Community Mourns Death Of Colleague Susan Gardner

Associate Professor Emeritus Susan Gardner died on January 2, 2022. Gardner joined UNC Charlotte’s English Department in 1990 and had taught in the United States, South Africa, Denmark, and New Guinea.

Colleagues described Gardner as a strong advocate for diversity and global engagement who was vibrant, thoughful, kind, and generous to students and colleagues. A memorial service is planned for later in the spring.

Gardner edited or co-edited three books before coming to UNC Charlotte, including Bessie Head: A Bibliography (National English Literary Museum Bibliographic Series No. 1, Grahamstown, South Africa), Four South African PoetsRobert Berold, Jeremy Cronin, Douglas Reid Skinner, and Stephen Watson (National English Literary Museum Interview Series 1, Grahamstown, South Africa), and Miles Franklin’s My Brilliant Career (South African Matriculation set-text edition, Cape Town, South Africa).

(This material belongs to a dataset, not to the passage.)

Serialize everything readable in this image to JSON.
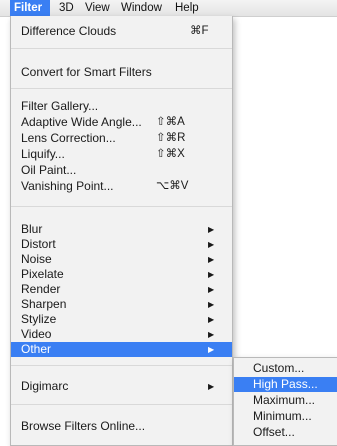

Before her illness, she was working on a biography titled A Vision of Double Woman: Ella Cara Deloria and the Profession of Kinship. She graduated summa cum laude with a French major from Macalester College in Minnesota. She earned a master’s degree in comparative literature from the University of Wisconsin-Madison and at UW Madison and years later completed a doctoral degree in English at Rhodes University in South Africa, where she stayed on to teach at the University of Witwatersrand in Johannesburg and then Rhodes University in Grahamstown. She spent several years at Marquette University in Wisconsin, where she worked with many international students, before joining the faculty at UNC Charlotte.

Among the courses that Gardner regularly taught at UNC Charlotte were Postcolonial Literature, World Literature for Teachers, Contemporary American Indian Literature and Film, and American Indians and Children’s Literature. During the 2006-07 academic year, she served as the resident advisor for UNC Charlotte students at Kingston University London. She published numerous scholarly articles, including several on the American Indian writer Ella Cara Deloria. Many of her publications focused on Native Americans, but she was also interested in Transnational Feminism, Postcolonial Literary Theory, and Life Narrative.

Gardner retired in 2012 from her full-time position, but she continued to teach as an adjunct faculty member in the American Studies Program and the English Department until 2016. During her career at UNC Charlotte, she helped diversify the English Department’s literature offerings and introduced several courses on American Indian literature and film and was also focused on diversifying American Studies’ mission and curriculum.